» What the exercise asks: Below are records to return verbatim; the pictures are to be dropped.

» Record excerpts:
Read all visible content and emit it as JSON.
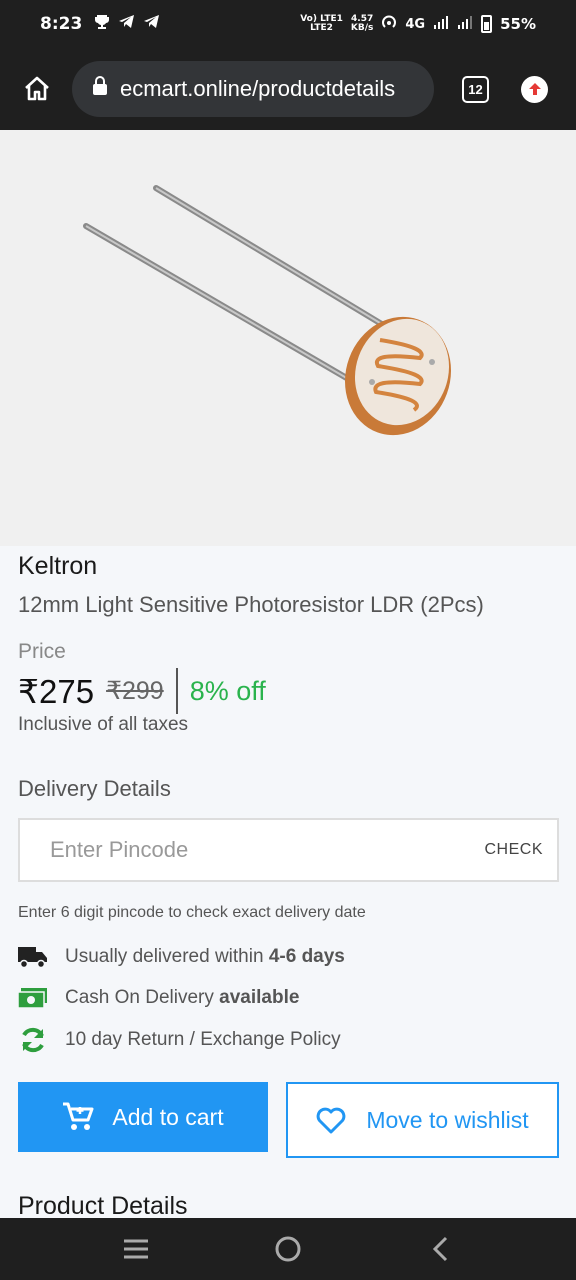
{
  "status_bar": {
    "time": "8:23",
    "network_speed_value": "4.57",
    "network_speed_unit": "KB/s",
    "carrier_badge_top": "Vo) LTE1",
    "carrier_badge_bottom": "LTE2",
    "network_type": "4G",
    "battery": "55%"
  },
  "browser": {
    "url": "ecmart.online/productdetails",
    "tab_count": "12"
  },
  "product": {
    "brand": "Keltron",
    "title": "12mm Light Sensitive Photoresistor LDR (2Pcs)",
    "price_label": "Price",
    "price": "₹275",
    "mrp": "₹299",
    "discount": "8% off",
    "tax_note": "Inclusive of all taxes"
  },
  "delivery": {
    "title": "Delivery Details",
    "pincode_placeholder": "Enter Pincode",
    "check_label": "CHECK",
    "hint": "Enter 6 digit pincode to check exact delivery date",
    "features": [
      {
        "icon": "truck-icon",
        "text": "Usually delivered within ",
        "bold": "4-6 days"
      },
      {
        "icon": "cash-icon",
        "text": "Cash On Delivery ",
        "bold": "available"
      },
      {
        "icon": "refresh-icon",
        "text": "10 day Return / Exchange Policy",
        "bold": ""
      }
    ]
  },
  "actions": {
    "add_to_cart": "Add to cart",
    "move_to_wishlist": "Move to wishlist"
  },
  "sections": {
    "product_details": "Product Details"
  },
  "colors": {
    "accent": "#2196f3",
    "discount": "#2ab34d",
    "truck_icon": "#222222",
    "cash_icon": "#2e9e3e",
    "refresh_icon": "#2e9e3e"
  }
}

» Answer space:
Read all visible content and emit it as JSON.
{
  "status_bar": {
    "time": "8:23",
    "network_speed_value": "4.57",
    "network_speed_unit": "KB/s",
    "carrier_badge_top": "Vo) LTE1",
    "carrier_badge_bottom": "LTE2",
    "network_type": "4G",
    "battery": "55%"
  },
  "browser": {
    "url": "ecmart.online/productdetails",
    "tab_count": "12"
  },
  "product": {
    "brand": "Keltron",
    "title": "12mm Light Sensitive Photoresistor LDR (2Pcs)",
    "price_label": "Price",
    "price": "₹275",
    "mrp": "₹299",
    "discount": "8% off",
    "tax_note": "Inclusive of all taxes"
  },
  "delivery": {
    "title": "Delivery Details",
    "pincode_placeholder": "Enter Pincode",
    "check_label": "CHECK",
    "hint": "Enter 6 digit pincode to check exact delivery date",
    "features": [
      {
        "icon": "truck-icon",
        "text": "Usually delivered within ",
        "bold": "4-6 days"
      },
      {
        "icon": "cash-icon",
        "text": "Cash On Delivery ",
        "bold": "available"
      },
      {
        "icon": "refresh-icon",
        "text": "10 day Return / Exchange Policy",
        "bold": ""
      }
    ]
  },
  "actions": {
    "add_to_cart": "Add to cart",
    "move_to_wishlist": "Move to wishlist"
  },
  "sections": {
    "product_details": "Product Details"
  },
  "colors": {
    "accent": "#2196f3",
    "discount": "#2ab34d",
    "truck_icon": "#222222",
    "cash_icon": "#2e9e3e",
    "refresh_icon": "#2e9e3e"
  }
}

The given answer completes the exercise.